This was a design started about 20 years ago. It's a three-element yagi beam with a gamma match. The match (change from original) now is (DC) directly coupled to the driven element. This helps dissipate static. This original design uses brass welding rods for the elements. This light duty version is the easiest to build and fine for in-town sites.
These drawings show all the dimension you'll need to know to built one for either band. Either print out the image (click to enlarge). The original file is available upon request with a modest donation as well.
This is what it will look like (during construction)
Here's your shopping list for items to pick up at the local hardware store:
Start with marking and drilling the holes for the boom. It this case batches of four antennas were being made. Because of a standard copper stick is 10 feet, four 30" booms work out great.(30" x 4 = 120" = 10') Next, cut the brass rods to length and solder them in place. Remember to center the elements across the center of the boom. For the match; use a DC gamma; take some of the cut shorter lengths of brass rod and solder a 90° bend for the match that goes into the driven element. Use some of that (stripped) wire to wrap the joint (for better strength) and solder the whole glob. The right picture shows a close up of the bend.
Then drill a 1/4" hole just under or slightly to the side of the end of the match.

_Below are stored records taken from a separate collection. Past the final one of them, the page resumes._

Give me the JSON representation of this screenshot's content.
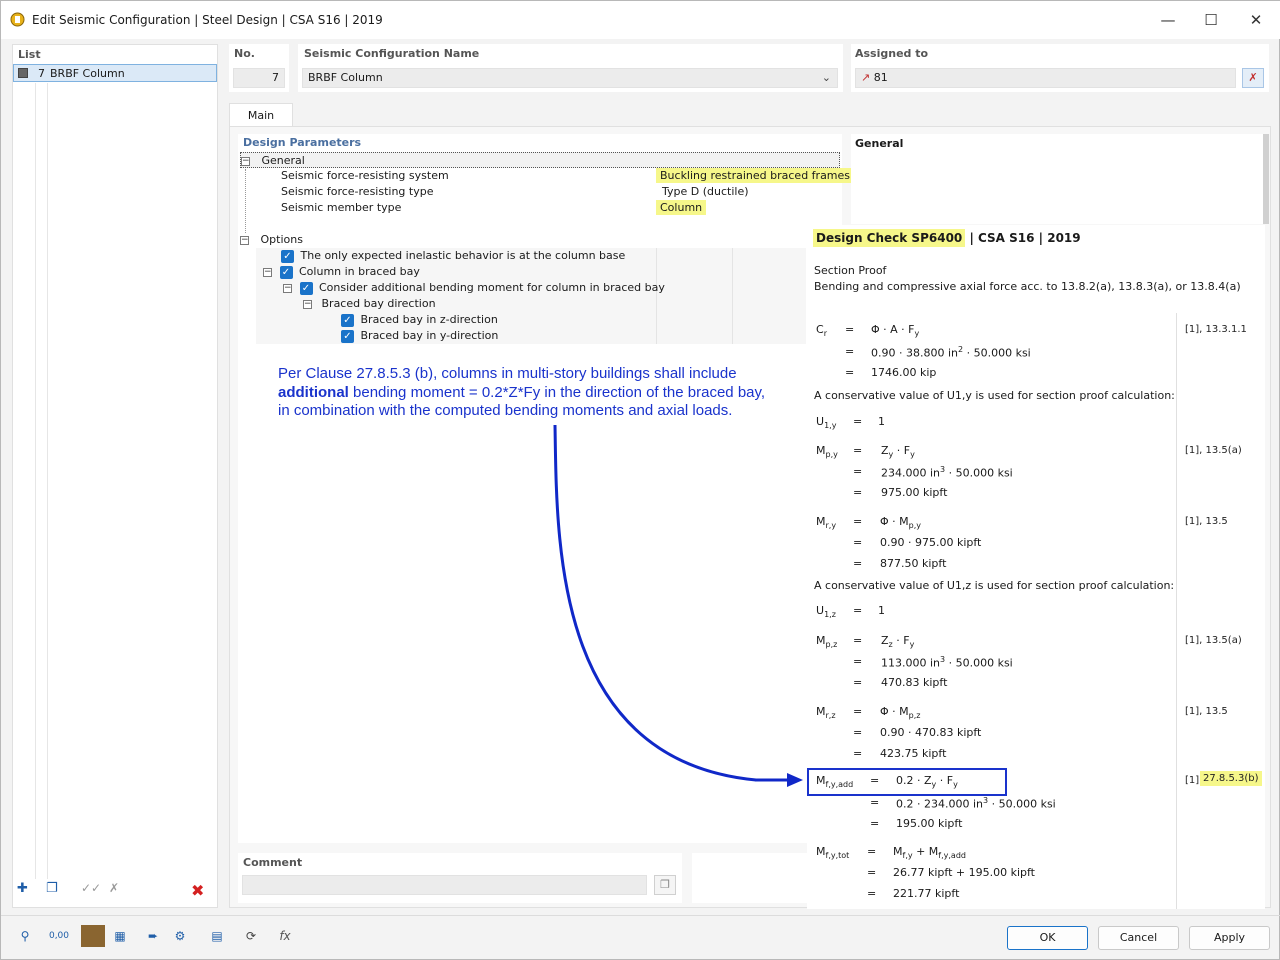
{
  "window": {
    "title": "Edit Seismic Configuration | Steel Design | CSA S16 | 2019"
  },
  "list": {
    "header": "List",
    "items": [
      {
        "no": "7",
        "name": "BRBF Column"
      }
    ]
  },
  "no": {
    "label": "No.",
    "value": "7"
  },
  "config_name": {
    "label": "Seismic Configuration Name",
    "value": "BRBF Column"
  },
  "assigned": {
    "label": "Assigned to",
    "value": "81"
  },
  "tabs": [
    "Main"
  ],
  "design_params": {
    "header": "Design Parameters",
    "general": {
      "label": "General",
      "rows": [
        {
          "label": "Seismic force-resisting system",
          "value": "Buckling restrained braced frames"
        },
        {
          "label": "Seismic force-resisting type",
          "value": "Type D (ductile)"
        },
        {
          "label": "Seismic member type",
          "value": "Column"
        }
      ]
    },
    "options": {
      "label": "Options",
      "rows": [
        "The only expected inelastic behavior is at the column base",
        "Column in braced bay",
        "Consider additional bending moment for column in braced bay",
        "Braced bay direction",
        "Braced bay in z-direction",
        "Braced bay in y-direction"
      ]
    }
  },
  "right_panel": {
    "header": "General"
  },
  "annotation": {
    "line1": "Per Clause 27.8.5.3 (b), columns in multi-story buildings shall include",
    "bold": "additional",
    "line2": " bending moment = 0.2*Z*Fy in the direction of the braced bay,",
    "line3": "in combination with the computed bending moments and axial loads."
  },
  "design_check": {
    "title": "Design Check SP6400",
    "standard": " | CSA S16 | 2019",
    "section": "Section Proof",
    "description": "Bending and compressive axial force acc. to 13.8.2(a), 13.8.3(a), or 13.8.4(a)",
    "conservative_y": "A conservative value of U1,y is used for section proof calculation:",
    "conservative_z": "A conservative value of U1,z is used for section proof calculation:",
    "refs": [
      "[1], 13.3.1.1",
      "[1], 13.5(a)",
      "[1], 13.5",
      "[1], 13.5(a)",
      "[1], 13.5",
      "[1], ",
      "27.8.5.3(b)"
    ],
    "values": {
      "cr_1": "0.90  ·  38.800 in",
      "cr_1b": "  ·  50.000 ksi",
      "cr_2": "1746.00 kip",
      "u1y": "1",
      "mpy_1": "234.000 in",
      "mpy_1b": "  ·  50.000 ksi",
      "mpy_2": "975.00 kipft",
      "mry_1": "0.90  ·  975.00 kipft",
      "mry_2": "877.50 kipft",
      "u1z": "1",
      "mpz_1": "113.000 in",
      "mpz_1b": "  ·  50.000 ksi",
      "mpz_2": "470.83 kipft",
      "mrz_1": "0.90  ·  470.83 kipft",
      "mrz_2": "423.75 kipft",
      "mfadd_0": "0.2",
      "mfadd_1": "0.2  ·  234.000 in",
      "mfadd_1b": "  ·  50.000 ksi",
      "mfadd_2": "195.00 kipft",
      "mftot_1": "26.77 kipft  +  195.00 kipft",
      "mftot_2": "221.77 kipft"
    }
  },
  "comment": {
    "label": "Comment",
    "value": ""
  },
  "buttons": {
    "ok": "OK",
    "cancel": "Cancel",
    "apply": "Apply"
  },
  "colors": {
    "accent": "#1a73c9",
    "highlight": "#f6f78a",
    "annotation": "#1a33cc",
    "arrow": "#1028c8"
  }
}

Next prep the connector and coax by soldering one end to the chassis connector and leave the other end open. Then make a "hook" for this end so you can push the coax inside the boom and coax to out the end out through that hole you drilled.

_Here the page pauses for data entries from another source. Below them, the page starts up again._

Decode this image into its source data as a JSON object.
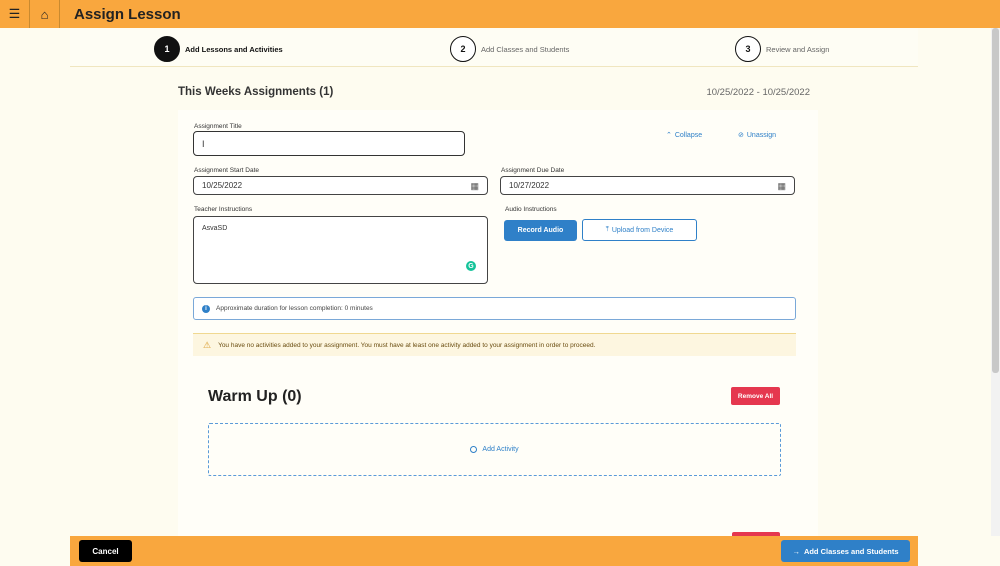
{
  "topbar": {
    "title": "Assign Lesson",
    "menu_icon": "☰",
    "home_icon": "⌂"
  },
  "stepper": {
    "steps": [
      {
        "number": "1",
        "label": "Add Lessons and Activities"
      },
      {
        "number": "2",
        "label": "Add Classes and Students"
      },
      {
        "number": "3",
        "label": "Review and Assign"
      }
    ]
  },
  "header": {
    "title": "This Weeks Assignments (1)",
    "dates": "10/25/2022 - 10/25/2022"
  },
  "form": {
    "title_label": "Assignment Title",
    "title_value": "",
    "collapse_label": "Collapse",
    "unassign_label": "Unassign",
    "start_label": "Assignment Start Date",
    "start_value": "10/25/2022",
    "due_label": "Assignment Due Date",
    "due_value": "10/27/2022",
    "instructions_label": "Teacher Instructions",
    "instructions_value": "AsvaSD",
    "audio_label": "Audio Instructions",
    "record_label": "Record Audio",
    "upload_label": "Upload from Device"
  },
  "info": {
    "text": "Approximate duration for lesson completion: 0 minutes"
  },
  "warning": {
    "text": "You have no activities added to your assignment. You must have at least one activity added to your assignment in order to proceed."
  },
  "warmup": {
    "title": "Warm Up (0)",
    "remove_label": "Remove All",
    "add_label": "Add Activity"
  },
  "footer": {
    "cancel_label": "Cancel",
    "next_label": "Add Classes and Students"
  },
  "colors": {
    "accent": "#f9a73e",
    "primary": "#2f80c8",
    "danger": "#e5374f"
  }
}
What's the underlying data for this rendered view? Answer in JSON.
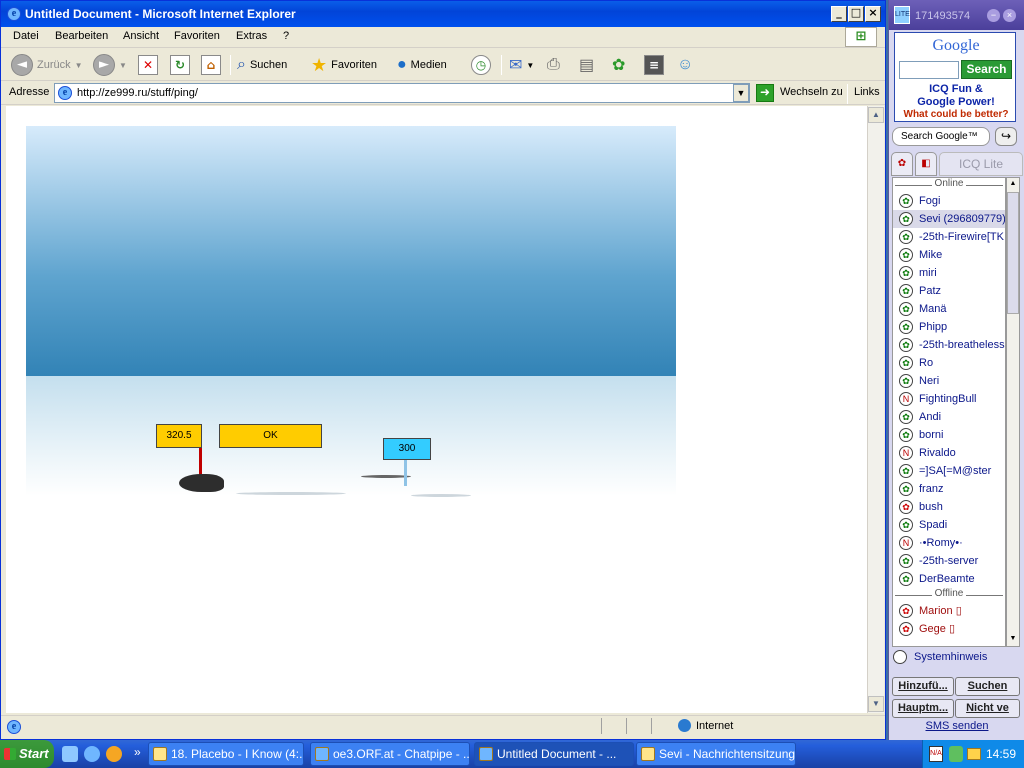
{
  "browser": {
    "title": "Untitled Document - Microsoft Internet Explorer",
    "menu": [
      "Datei",
      "Bearbeiten",
      "Ansicht",
      "Favoriten",
      "Extras",
      "?"
    ],
    "toolbar": {
      "back": "Zurück",
      "search": "Suchen",
      "favorites": "Favoriten",
      "media": "Medien"
    },
    "address": {
      "label": "Adresse",
      "url": "http://ze999.ru/stuff/ping/",
      "go": "Wechseln zu",
      "links": "Links"
    },
    "status": {
      "zone": "Internet"
    }
  },
  "game": {
    "sign_score": "320.5",
    "sign_result": "OK",
    "sign_distance": "300"
  },
  "icq": {
    "uin": "171493574",
    "google": {
      "logo": "Google",
      "button": "Search",
      "line1": "ICQ Fun &",
      "line2": "Google Power!",
      "line3": "What could be better?",
      "searchbar": "Search Google™"
    },
    "tab_label": "ICQ Lite",
    "groups": {
      "online": "Online",
      "offline": "Offline"
    },
    "online": [
      {
        "name": "Fogi"
      },
      {
        "name": "Sevi (296809779)"
      },
      {
        "name": "-25th-Firewire[TK"
      },
      {
        "name": "Mike"
      },
      {
        "name": "miri"
      },
      {
        "name": "Patz"
      },
      {
        "name": "Manä"
      },
      {
        "name": "Phipp"
      },
      {
        "name": "-25th-breatheless"
      },
      {
        "name": "Ro"
      },
      {
        "name": "Neri"
      },
      {
        "name": "FightingBull"
      },
      {
        "name": "Andi"
      },
      {
        "name": "borni"
      },
      {
        "name": "Rivaldo"
      },
      {
        "name": "=]SA[=M@ster"
      },
      {
        "name": "franz"
      },
      {
        "name": "bush"
      },
      {
        "name": "Spadi"
      },
      {
        "name": "·•Romy•·"
      },
      {
        "name": "-25th-server"
      },
      {
        "name": "DerBeamte"
      }
    ],
    "offline": [
      {
        "name": "Marion"
      },
      {
        "name": "Gege"
      }
    ],
    "system_note": "Systemhinweis",
    "buttons": {
      "add": "Hinzufü...",
      "find": "Suchen",
      "main": "Hauptm...",
      "status": "Nicht ve"
    },
    "sms": "SMS senden"
  },
  "taskbar": {
    "start": "Start",
    "tasks": [
      {
        "label": "18. Placebo - I Know (4:..."
      },
      {
        "label": "oe3.ORF.at - Chatpipe - ..."
      },
      {
        "label": "Untitled Document - ..."
      },
      {
        "label": "Sevi - Nachrichtensitzung"
      }
    ],
    "clock": "14:59"
  },
  "colors": {
    "sign_yellow": "#ffcc00",
    "sign_blue": "#33ccff",
    "xp_blue": "#245edb",
    "icq_purple": "#4b3f9b"
  }
}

Probably some tweezers or small needle nose might help pull the end out.
Then dress and solder the coax center to the matching end and the shield to the boom's surface. Even though the picture shows teflon coax, any RG-58/U will be fine. Use the non-foam to avoid melting the dialectic. This is a tricky task the first time around. If you need more details or get to using larger coax (RG-X, etc.) click here for a lot more pictures.
Then you can seal this area with epoxy and/or RTV. Use the non-corrosive RTV. Dow Corning make a good one, called "748" RTV. For information on this product click Here for the PDF file. (right click and "save as"). Also, just discovered is a more "electronics friendly" version is the " 738 " type. Either type probably will work fine.

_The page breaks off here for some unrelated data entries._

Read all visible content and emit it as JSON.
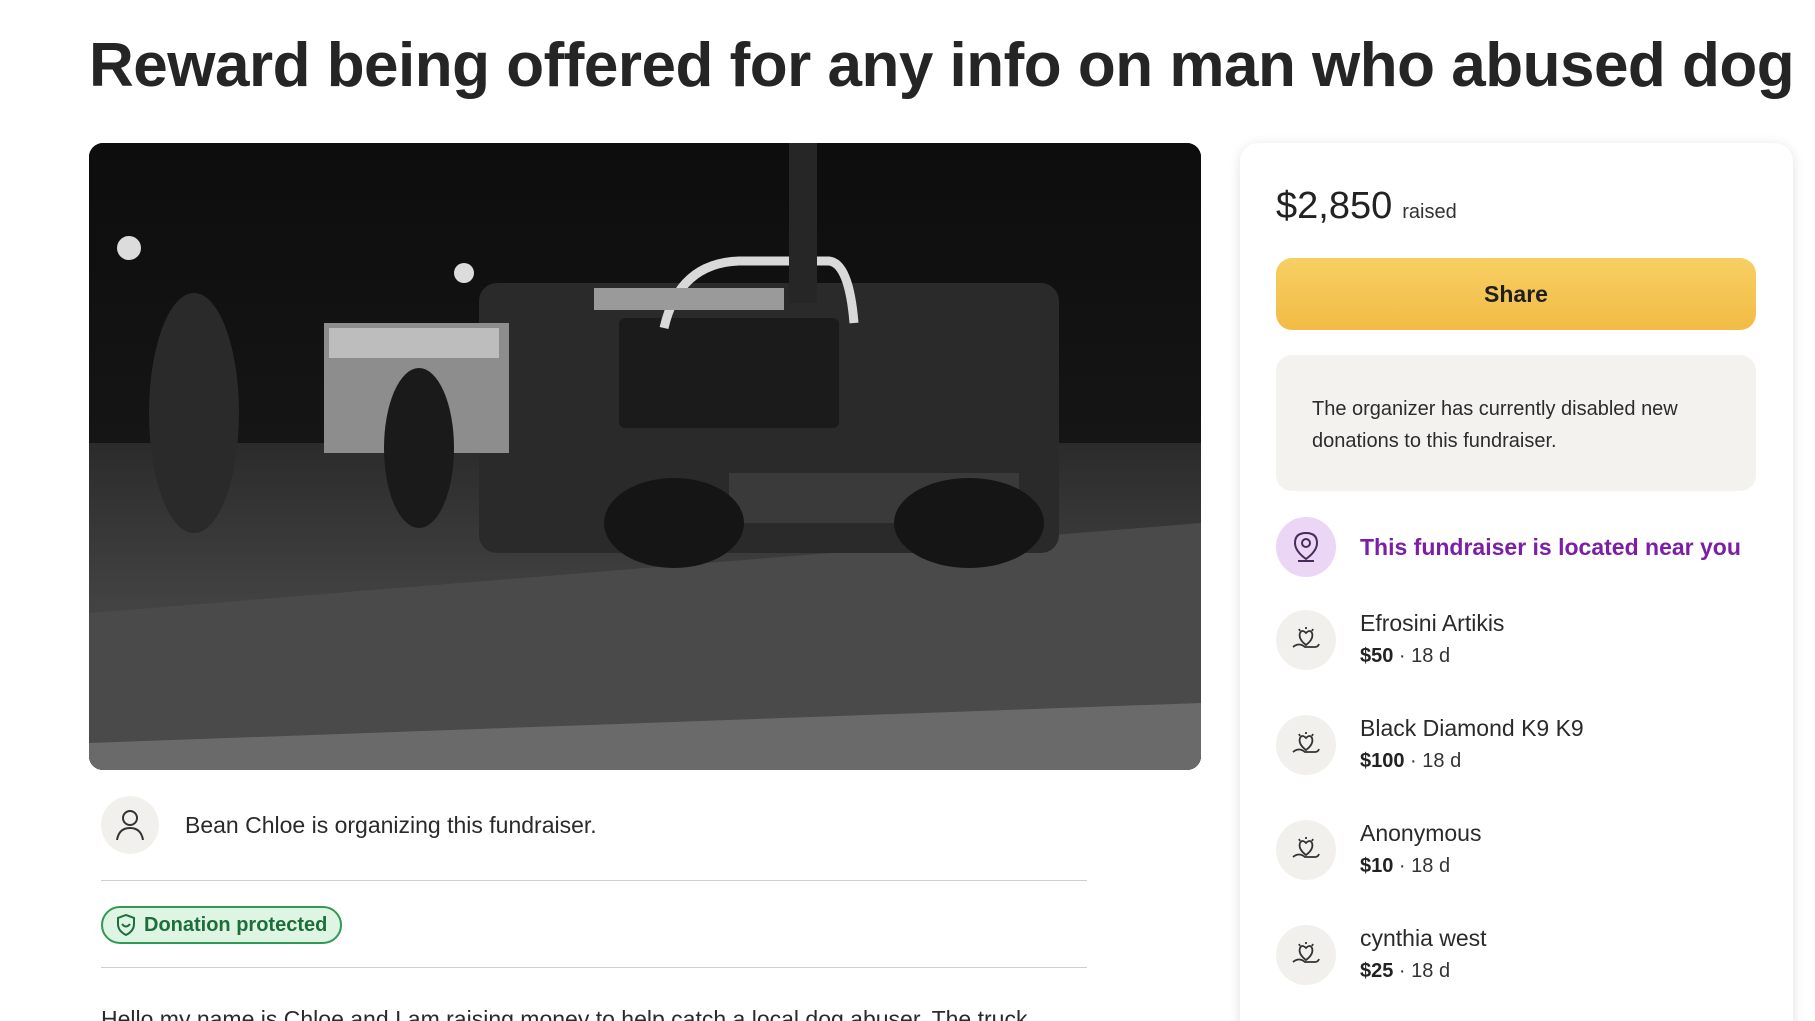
{
  "title": "Reward being offered for any info on man who abused dog",
  "organizer": {
    "text": "Bean Chloe is organizing this fundraiser."
  },
  "badge": {
    "label": "Donation protected"
  },
  "story": {
    "preview": "Hello my name is Chloe and I am raising money to help catch a local dog abuser. The truck"
  },
  "sidebar": {
    "raised_amount": "$2,850",
    "raised_label": "raised",
    "share_label": "Share",
    "notice": "The organizer has currently disabled new donations to this fundraiser.",
    "location_text": "This fundraiser is located near you",
    "donations": [
      {
        "name": "Efrosini Artikis",
        "amount": "$50",
        "time": "18 d"
      },
      {
        "name": "Black Diamond K9 K9",
        "amount": "$100",
        "time": "18 d"
      },
      {
        "name": "Anonymous",
        "amount": "$10",
        "time": "18 d"
      },
      {
        "name": "cynthia west",
        "amount": "$25",
        "time": "18 d"
      }
    ]
  },
  "colors": {
    "share_button": "#f2bb45",
    "location_accent": "#7b1fa8",
    "badge_green": "#2f9a55"
  },
  "icons": {
    "organizer": "person-icon",
    "badge": "shield-icon",
    "location": "location-pin-icon",
    "donation": "heart-hand-icon"
  }
}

If you have trouble finding a tube you might try these distributors including some around the Spokane area.
The return loss should be more than 20db. Front to back should be better than 20 db as well. The right picture shows several being built in a production way. Also, note in this picture bending the gamma ended up breaking the rod, so that was soldered (with the wire wrap) as well as the first joint to attach to the driven element.
Here's a typical installation on the tower
The light duty version has been built and tested on both bands and works fine. The materials will weather fine. Present yagis have lasted more that 20 years outside. If you feel compelled to paint, be sure it's not a metallic base (some oil paints) for obvious reason.